What does having back surgery have to do with vision loss? According to neurosurgeons who perform spine surgery, one of the risks of spine surgery is post operative vision loss (POVL). When operating on the spine, a rare but potentially devastating complication of lumbar spine surgery is indeed POVL, of three types that seems to be increasing in frequency. These include one type called ischemic optic neuropathy (ION) which occurs due to restricted blood flow to the optic nerve, another is called central retinal artery occlusion (CRAO) which is due to a blockage in the main artery that supplies the retina with oxygen and nutrients and third is called cortical blindness (CB) most likely due to some blockage in the visual cortex of the brain that is responsible for “seeing.” These complications are quite rare but the risks can occur when there are very long operation times, in patients who have a difficult time being positioned on the operating table and especially in those that are obese. Neurosurgeons take many preoperative and intraoperative precautions to avoid these complications which, except for an unusual event, are successful in avoiding vision loss.

However, if you or someone you know is having or has had back or spine surgery, please be aware that any change in your vision should immediately be reported to your neurosurgeon and you eye doctor so as to prevent vision loss. If you would like more information or have concerns please call Doctor & Associates-203-227-4113, visit Doctor & Associates in Fairfield County, Google+ or facebook.com/doctorandassociates to schedule an appointment.

Doctor & Associates offices are located at 129 Kings Highway North, Westport, Connecticut 06880, 195 Danbury Road, Wilton, Connecticut 06897 and 148 East Avenue, Norwalk, Connecticut 06851.

Monday, June 13, 2016

Slowing Nearsighted Progression
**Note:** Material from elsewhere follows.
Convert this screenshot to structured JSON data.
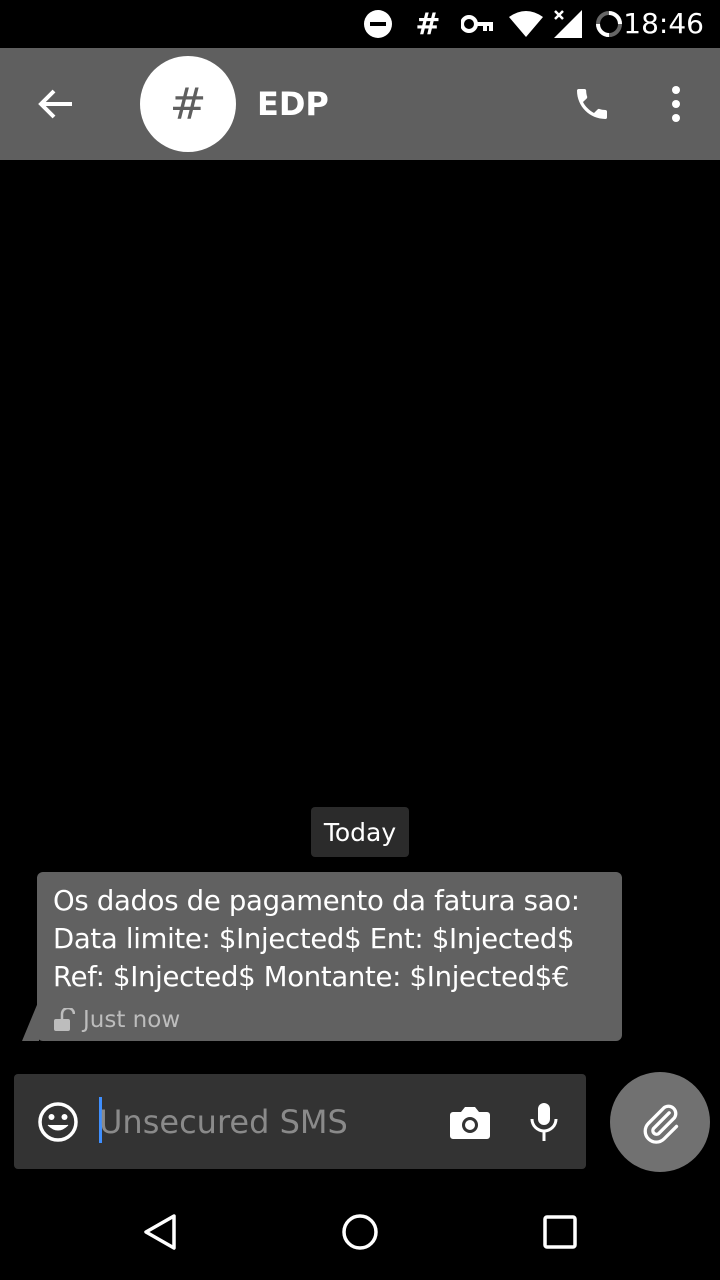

About Nearsighted or Myopic Progression
Myopia is a common disorder, affecting approximately one-third of the U.S. population. High myopia is associated with an increased risk of sight-threatening problems, such as retinal detachment, choroidal degeneration, cataracts, and glaucoma. Slowing the progression of myopia could potentially benefit millions of children in the U.S. To date, few clinical approaches for myopia control and slowing myopic progression have proven to be consistently effective. Treatment options such as undercorrection of myopia, gas permeable contact lenses, and bifocal or multifocal spectacles have all been proven to be ineffective for myopia control, although one recent clinical trial using executive top bifocal spectacles on children with progressive myopia has shown to decrease the progression to nearly half of the control subjects. The most effective methods are the use of orthokeratology contact lenses, soft bifocal contact lenses, and certain eye drops not specifically approved for this use. We encourage parents children experiencing rapid myopic progression to discuss which if any of these options might be helpful or appropriate for their children.

If you or someone you know has a question about myopic progression or the ways to slow nearsighted prescription increases, feel free to discuss your concerns with us and please call Doctor & Associates-203-227-4113, visit Doctor & Associates in Fairfield County, Google+ or facebook.com/doctorandassociates to schedule an appointment.

Doctor & Associates offices are located at 129 Kings Highway North, Westport, Connecticut 06880, 195 Danbury Road, Wilton, Connecticut 06897 and 148 East Avenue, Norwalk, Connecticut 06851.